While on the face of it, academy researchers see nothing to worry about in the new governance structure, much hangs on how it operates in practice. For Báldi it needs to work, “as a scientists-led body, like the Max Planck senate.” The senate is the main decision making body of the Max Planck Society, Germany’s most successful research network.
The new leadership structure could eliminate current frictions between directors of institutes and members of the learned society arm of the academy, Báldi believes. “It can be better than the recent situation, when any non-competent academician can criticise the directors [of research institutes], simply because they are member of the academy,” he said.

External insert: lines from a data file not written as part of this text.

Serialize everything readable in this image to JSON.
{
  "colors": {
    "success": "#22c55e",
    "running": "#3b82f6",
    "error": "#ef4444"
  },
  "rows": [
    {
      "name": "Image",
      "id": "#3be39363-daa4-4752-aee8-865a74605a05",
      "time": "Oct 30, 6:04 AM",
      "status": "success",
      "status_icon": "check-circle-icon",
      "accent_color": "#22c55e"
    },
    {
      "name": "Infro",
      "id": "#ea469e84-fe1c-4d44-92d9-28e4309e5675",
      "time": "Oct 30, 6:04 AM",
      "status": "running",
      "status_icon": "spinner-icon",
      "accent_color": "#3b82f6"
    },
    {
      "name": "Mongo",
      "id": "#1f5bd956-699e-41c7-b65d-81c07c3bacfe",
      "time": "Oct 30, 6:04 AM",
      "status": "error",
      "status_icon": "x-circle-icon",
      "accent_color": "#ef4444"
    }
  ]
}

However, after previous attacks on academic freedom, there are doubts among researchers that the government will hold to its part of the agreement. “It is very unfortunate that the credibility and reputation of ITM [Ministry of Innovation and Technology] is around absolute zero, 0 degrees Kelvin,” Báldi said.
Last year, an article published by Hungarian pro-government magazine Figyelo, entitled “Immigration, homosexual rights and gender science – these topics occupy the researchers of the academy”, claimed the research topics of the Centre for Social Sciences of the academy are politically suspicious and that the government should have a greater insight into the academy’s work.

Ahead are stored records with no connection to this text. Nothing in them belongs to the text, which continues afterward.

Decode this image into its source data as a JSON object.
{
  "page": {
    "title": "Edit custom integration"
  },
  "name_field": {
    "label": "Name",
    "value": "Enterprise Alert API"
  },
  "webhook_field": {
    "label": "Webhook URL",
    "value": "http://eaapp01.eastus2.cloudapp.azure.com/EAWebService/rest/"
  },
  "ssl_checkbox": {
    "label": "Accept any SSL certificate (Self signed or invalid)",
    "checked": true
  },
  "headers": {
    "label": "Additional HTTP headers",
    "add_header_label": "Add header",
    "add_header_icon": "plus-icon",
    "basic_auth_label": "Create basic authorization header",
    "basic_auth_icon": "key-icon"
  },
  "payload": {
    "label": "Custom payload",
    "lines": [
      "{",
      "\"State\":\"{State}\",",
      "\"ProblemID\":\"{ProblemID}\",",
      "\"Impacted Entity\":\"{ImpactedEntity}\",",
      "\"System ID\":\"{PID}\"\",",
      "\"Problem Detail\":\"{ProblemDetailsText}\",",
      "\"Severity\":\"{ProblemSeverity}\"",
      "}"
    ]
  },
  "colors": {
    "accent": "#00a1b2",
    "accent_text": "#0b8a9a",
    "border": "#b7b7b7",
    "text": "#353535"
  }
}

“The right wing media published many dirty and fake news about the academy, destroying a lot of its reputation,” said Báldi.
Innovation as an excuse

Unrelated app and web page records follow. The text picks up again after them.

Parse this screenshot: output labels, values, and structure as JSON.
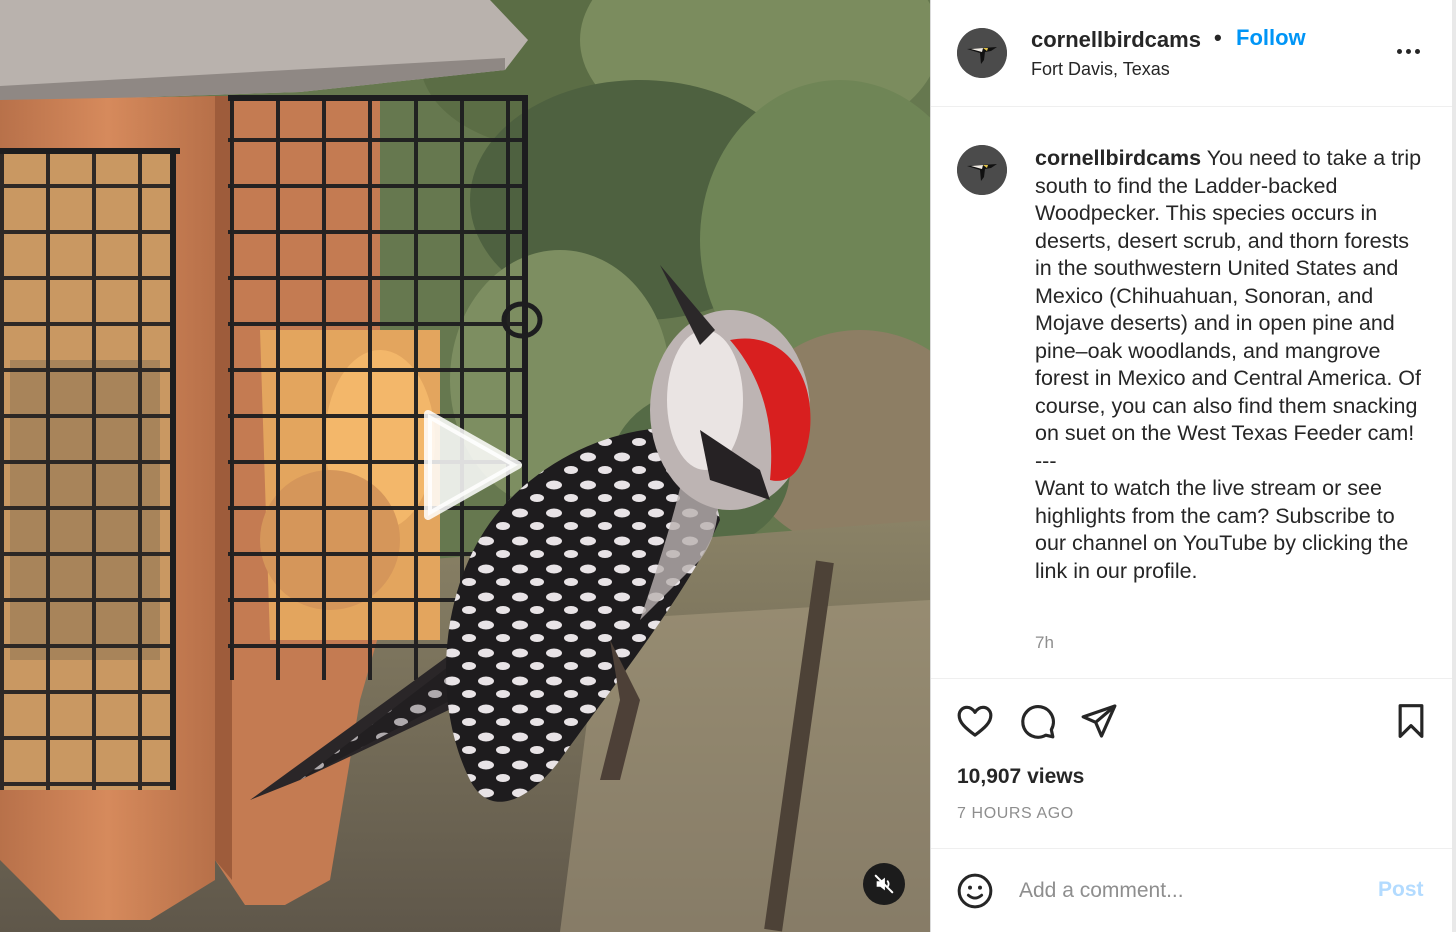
{
  "post": {
    "username": "cornellbirdcams",
    "separator": "•",
    "follow_label": "Follow",
    "location": "Fort Davis, Texas",
    "caption": "You need to take a trip south to find the Ladder-backed Woodpecker. This species occurs in deserts, desert scrub, and thorn forests in the southwestern United States and Mexico (Chihuahuan, Sonoran, and Mojave deserts) and in open pine and pine–oak woodlands, and mangrove forest in Mexico and Central America. Of course, you can also find them snacking on suet on the West Texas Feeder cam!\n---\nWant to watch the live stream or see highlights from the cam? Subscribe to our channel on YouTube by clicking the link in our profile.",
    "time_ago": "7h",
    "views": "10,907 views",
    "post_age": "7 HOURS AGO"
  },
  "comment": {
    "placeholder": "Add a comment...",
    "post_label": "Post"
  },
  "icons": {
    "play": "play-icon",
    "mute": "muted-speaker-icon",
    "more": "more-options-icon",
    "like": "heart-icon",
    "comment": "comment-bubble-icon",
    "share": "paper-plane-icon",
    "save": "bookmark-icon",
    "emoji": "smiley-icon"
  },
  "colors": {
    "accent": "#0095f6",
    "post_disabled": "#b3dbff",
    "text": "#262626",
    "muted": "#8e8e8e",
    "border": "#efefef"
  }
}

The academy’s social sciences institutes “are obviously the number one target of the attack,” said Vajda. In a list published at an earlier stage of the row between the government and the academy, naming institutes that would be integrated into other entities, the Centre for Economic and Regional Studies “was specifically mentioned as one that would be closed down,” Vajda said.
The government recently organised consultations with regional stakeholders as part of broader plans to overhaul its research and innovation system, under which it will set up two separate funding streams, one for research and another for innovation. The aim is to help Hungarian companies innovate, encourage universities and research institutes to strengthen ties with industry, and to raise income by providing innovation services.
The reform also aims to boost private research, innovation and knowledge transfer, and encourage SMEs to focus more on R&D.
Favouring research with more immediate impact is seen by humanities researchers as an attempt to muzzle social sciences. “[It] looks like an excuse to finish research activities that may be critical of the government and suppress autonomous, reflective thinking,” said Vajda.
The European Union is in the thick of negotiations for its next budgetary cycle, which could see funds cut from infrastructure projects and allocated to research and innovation.
Hungary has been one of the main recipients of EU funding for roads and other infrastructure projects. Báldi argues the government is now trying to adapt to the new spending strategies in Brussels and get its research strategy in line with EU priorities. “This is probably one aim of the government, to have a successful institution network with competitive strength at the EU level, but under their control,” Báldi said.
Báldi is worried the government will try to take over the new body governing the academy’s institutes. “I am afraid that sooner or later they will take over the full control of the governing [body] to have a ruling voice on EU R&I incomes in Hungary. Negotiations, however, between the ministry and the researchers' community is still going on.”
Editor's note: This article has been updated March 20 to clarify that the agreement signed by the president of the academy and the minister for innovation and technology will be put to a vote in the academy’s general assembly.